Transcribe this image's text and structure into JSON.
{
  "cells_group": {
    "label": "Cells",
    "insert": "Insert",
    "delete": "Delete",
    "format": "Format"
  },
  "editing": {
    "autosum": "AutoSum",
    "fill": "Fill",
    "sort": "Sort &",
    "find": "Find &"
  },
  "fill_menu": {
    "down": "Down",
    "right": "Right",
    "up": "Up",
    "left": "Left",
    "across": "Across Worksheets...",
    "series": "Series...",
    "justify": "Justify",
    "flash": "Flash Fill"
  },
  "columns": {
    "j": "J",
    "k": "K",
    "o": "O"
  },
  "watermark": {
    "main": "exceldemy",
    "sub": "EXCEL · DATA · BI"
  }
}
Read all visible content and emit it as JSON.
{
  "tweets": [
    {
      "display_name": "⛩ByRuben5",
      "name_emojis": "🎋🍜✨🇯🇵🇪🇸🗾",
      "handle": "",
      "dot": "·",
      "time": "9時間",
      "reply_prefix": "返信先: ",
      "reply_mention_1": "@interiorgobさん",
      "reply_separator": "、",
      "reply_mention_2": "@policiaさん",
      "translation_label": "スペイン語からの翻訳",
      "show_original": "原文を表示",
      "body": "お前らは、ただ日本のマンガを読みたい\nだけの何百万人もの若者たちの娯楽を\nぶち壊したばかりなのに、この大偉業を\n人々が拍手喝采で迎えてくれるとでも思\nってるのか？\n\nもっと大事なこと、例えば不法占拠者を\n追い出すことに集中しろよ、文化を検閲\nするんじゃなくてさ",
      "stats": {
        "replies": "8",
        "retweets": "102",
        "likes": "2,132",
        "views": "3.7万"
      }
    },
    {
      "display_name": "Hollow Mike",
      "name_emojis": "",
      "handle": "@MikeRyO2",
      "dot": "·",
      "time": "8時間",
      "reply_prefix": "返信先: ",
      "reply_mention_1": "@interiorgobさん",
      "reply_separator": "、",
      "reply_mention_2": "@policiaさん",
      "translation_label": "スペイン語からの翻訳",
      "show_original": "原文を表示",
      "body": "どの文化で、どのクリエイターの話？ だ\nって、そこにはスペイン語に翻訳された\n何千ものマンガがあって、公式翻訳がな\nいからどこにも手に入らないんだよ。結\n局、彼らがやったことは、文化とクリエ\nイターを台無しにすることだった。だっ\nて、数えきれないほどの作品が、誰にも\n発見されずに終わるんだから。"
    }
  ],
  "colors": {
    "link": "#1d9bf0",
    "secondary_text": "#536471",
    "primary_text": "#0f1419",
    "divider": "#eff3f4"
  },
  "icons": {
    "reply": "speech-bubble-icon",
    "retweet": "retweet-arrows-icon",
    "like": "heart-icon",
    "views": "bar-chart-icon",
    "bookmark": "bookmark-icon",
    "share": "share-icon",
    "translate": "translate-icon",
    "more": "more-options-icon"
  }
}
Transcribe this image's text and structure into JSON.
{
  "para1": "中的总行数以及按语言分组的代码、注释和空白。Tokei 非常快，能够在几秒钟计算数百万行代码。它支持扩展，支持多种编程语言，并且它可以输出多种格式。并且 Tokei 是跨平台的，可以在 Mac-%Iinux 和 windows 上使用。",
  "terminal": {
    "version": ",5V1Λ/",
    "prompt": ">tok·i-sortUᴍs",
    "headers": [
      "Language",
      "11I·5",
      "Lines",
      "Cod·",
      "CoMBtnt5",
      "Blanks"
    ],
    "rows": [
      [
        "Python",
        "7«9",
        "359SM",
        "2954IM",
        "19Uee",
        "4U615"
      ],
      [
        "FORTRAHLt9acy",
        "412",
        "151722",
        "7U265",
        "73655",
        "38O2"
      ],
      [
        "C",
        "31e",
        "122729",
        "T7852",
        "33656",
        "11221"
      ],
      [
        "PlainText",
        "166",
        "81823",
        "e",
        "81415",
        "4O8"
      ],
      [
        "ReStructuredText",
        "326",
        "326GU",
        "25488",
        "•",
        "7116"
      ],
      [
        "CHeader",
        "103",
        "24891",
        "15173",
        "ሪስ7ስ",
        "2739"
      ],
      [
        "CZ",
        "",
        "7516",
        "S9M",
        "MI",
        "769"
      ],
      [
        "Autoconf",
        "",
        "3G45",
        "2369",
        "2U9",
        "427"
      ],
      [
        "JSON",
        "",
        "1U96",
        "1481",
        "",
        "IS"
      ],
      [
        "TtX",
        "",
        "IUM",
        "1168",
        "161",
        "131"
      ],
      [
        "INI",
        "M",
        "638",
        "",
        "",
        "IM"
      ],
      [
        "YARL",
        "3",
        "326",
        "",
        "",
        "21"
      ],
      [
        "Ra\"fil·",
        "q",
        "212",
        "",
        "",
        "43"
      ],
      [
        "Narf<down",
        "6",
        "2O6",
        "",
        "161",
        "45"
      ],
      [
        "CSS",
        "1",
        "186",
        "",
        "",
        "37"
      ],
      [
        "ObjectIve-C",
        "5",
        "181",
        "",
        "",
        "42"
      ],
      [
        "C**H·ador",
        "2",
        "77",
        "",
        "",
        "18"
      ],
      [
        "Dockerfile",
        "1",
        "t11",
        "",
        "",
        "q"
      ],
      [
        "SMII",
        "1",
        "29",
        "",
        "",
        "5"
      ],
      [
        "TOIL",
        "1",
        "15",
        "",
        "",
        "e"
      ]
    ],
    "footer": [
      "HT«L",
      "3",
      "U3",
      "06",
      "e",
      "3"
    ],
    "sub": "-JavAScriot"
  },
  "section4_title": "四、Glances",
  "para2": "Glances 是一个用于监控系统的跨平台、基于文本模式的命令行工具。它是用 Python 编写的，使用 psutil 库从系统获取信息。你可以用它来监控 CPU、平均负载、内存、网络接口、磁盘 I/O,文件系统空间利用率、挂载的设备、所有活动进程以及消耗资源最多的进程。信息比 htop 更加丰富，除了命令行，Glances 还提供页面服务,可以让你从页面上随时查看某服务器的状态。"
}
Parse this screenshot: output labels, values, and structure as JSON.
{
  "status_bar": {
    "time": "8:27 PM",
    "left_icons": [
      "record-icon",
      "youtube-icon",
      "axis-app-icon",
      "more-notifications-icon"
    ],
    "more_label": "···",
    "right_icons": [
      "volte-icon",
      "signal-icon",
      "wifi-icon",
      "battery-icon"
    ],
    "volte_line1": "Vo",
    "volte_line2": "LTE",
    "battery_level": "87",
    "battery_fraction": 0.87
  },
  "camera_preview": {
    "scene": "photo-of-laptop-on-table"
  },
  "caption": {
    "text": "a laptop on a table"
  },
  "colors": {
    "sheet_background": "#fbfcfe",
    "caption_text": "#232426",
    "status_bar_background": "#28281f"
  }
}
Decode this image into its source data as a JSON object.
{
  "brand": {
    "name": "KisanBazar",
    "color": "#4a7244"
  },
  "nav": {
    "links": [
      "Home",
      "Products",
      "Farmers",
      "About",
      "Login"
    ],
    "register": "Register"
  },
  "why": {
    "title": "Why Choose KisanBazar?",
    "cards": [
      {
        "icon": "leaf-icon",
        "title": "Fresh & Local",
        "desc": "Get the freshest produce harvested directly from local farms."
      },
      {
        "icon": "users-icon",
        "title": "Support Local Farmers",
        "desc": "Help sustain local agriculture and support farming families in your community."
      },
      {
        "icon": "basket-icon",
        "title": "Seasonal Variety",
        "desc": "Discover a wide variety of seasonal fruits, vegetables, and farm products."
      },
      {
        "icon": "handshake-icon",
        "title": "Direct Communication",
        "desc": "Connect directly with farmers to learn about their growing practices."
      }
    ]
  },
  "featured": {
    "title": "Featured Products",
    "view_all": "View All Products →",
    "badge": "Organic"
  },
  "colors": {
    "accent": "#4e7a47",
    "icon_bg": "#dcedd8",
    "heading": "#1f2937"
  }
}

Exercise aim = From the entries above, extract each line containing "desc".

Response for this exercise =
        "desc": "Get the freshest produce harvested directly from local farms."
        "desc": "Help sustain local agriculture and support farming families in your community."
        "desc": "Discover a wide variety of seasonal fruits, vegetables, and farm products."
        "desc": "Connect directly with farmers to learn about their growing practices."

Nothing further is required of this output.